The music fan tour continues. Be sure to visit the Patsy Cline Memorial – set on Mt. Carmel Road just north of Camden. The Patsy Cline Crash Site Memorial commemorates the spot where country western stars Cowboy Copas, Hawkshaw Hawkins, and of course, Patsy Cline were tragically lost in a plane crash in 1963. The sire features a stone marker and walking trail.
Along with the Patsy Cline Memorial, Camden offers other historic markers in and near town. Be sure to see the Moving Wall and the Benton County Veterans Memorial – both at the Benton County Industrial Park.
And for you Civil War fans, don’t miss the Nathan Bedford Forrest State Park. Make your way to the top of Pilot Knob – Tennessee’s highest point – and explore the Tennessee River Folklife Museum.
This little corner of Tennessee is surrounded by water. Outdoor lovers can head for the Tennessee River, Kentucky Lake, and the Duck River. Visitors enjoy fishing, swimming, boating, waterskiing, and wildlife viewing throughout Benton County.
Check out the Tennessee Fresh Water Pearl Farm & Museum, and get a great view of the Tennessee River Valley from the Duck River Scenic Overlook.
From Camden, take SR 1 for 30 miles west to 30 miles till you reach McKenzie.
Visitors are encouraged to explore downtown McKenzie – home to the incredibly quaint Downtown Veterans Memorial Park, and the Gordon Browning Genealogical Museum. Stick around central McKenzie for shopping, eateries, and plenty of historic sites.
If you’re looking for an event, McKenzie features a number of annual events. See if you can catch Memorial Day celebrations, the Festival of Freedom, Veteran's Day observances, and McKenzie's Hometown Christmas.
McKenzie is packed with outdoor activities. Link lovers can head for Carroll Lake Golf Course, while others can skip right to Carroll Lake for boating and picnicking. Feed the ducks at "The Barn" and the 25-acre McKenzie City Park – where you can also fish, try tennis, or let the kids loose on the playgrounds.

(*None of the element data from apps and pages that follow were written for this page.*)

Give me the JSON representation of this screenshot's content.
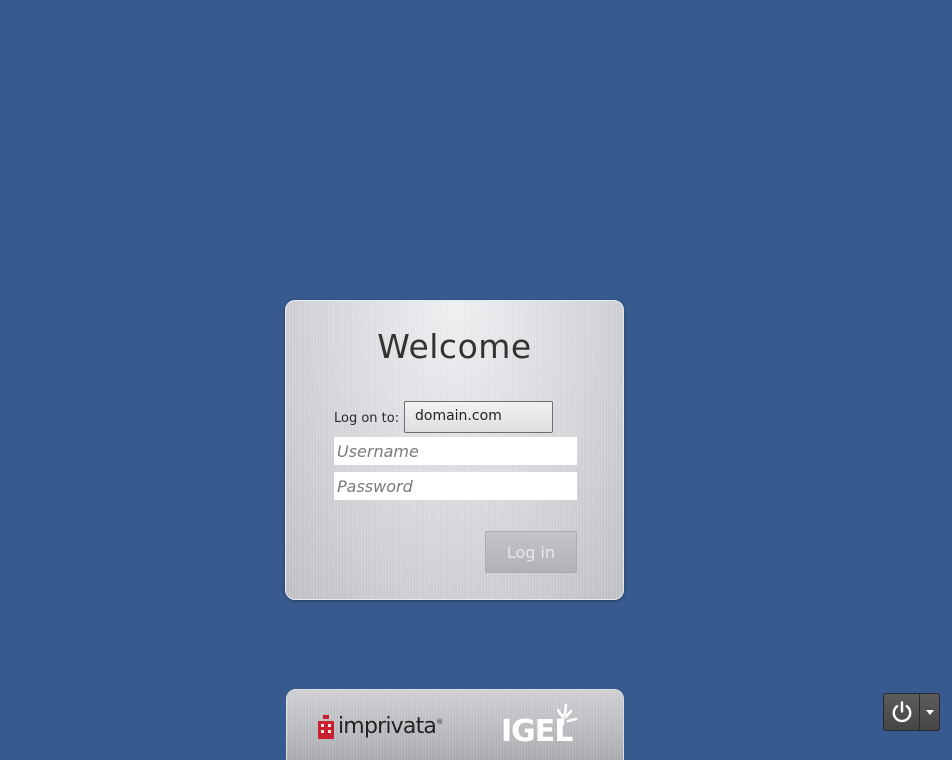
{
  "login": {
    "title": "Welcome",
    "logon_label": "Log on to:",
    "domain_value": "domain.com",
    "username_placeholder": "Username",
    "password_placeholder": "Password",
    "login_button_label": "Log in"
  },
  "branding": {
    "imprivata_text": "imprivata",
    "imprivata_registered_mark": "®",
    "igel_text": "IGEL"
  },
  "icons": {
    "power_button": "power-icon",
    "power_menu": "caret-down-icon",
    "imprivata_logo_mark": "imprivata-logo-icon",
    "igel_logo_mark": "igel-rays-icon"
  },
  "colors": {
    "desktop_background": "#375b8f",
    "imprivata_red": "#c8202f",
    "igel_white": "#ffffff",
    "login_button_text": "#e8e8e8"
  }
}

From Mckenzie, it’s about a two-hour drive back to Memphis – either by State Route 79 or back down Interstate 40.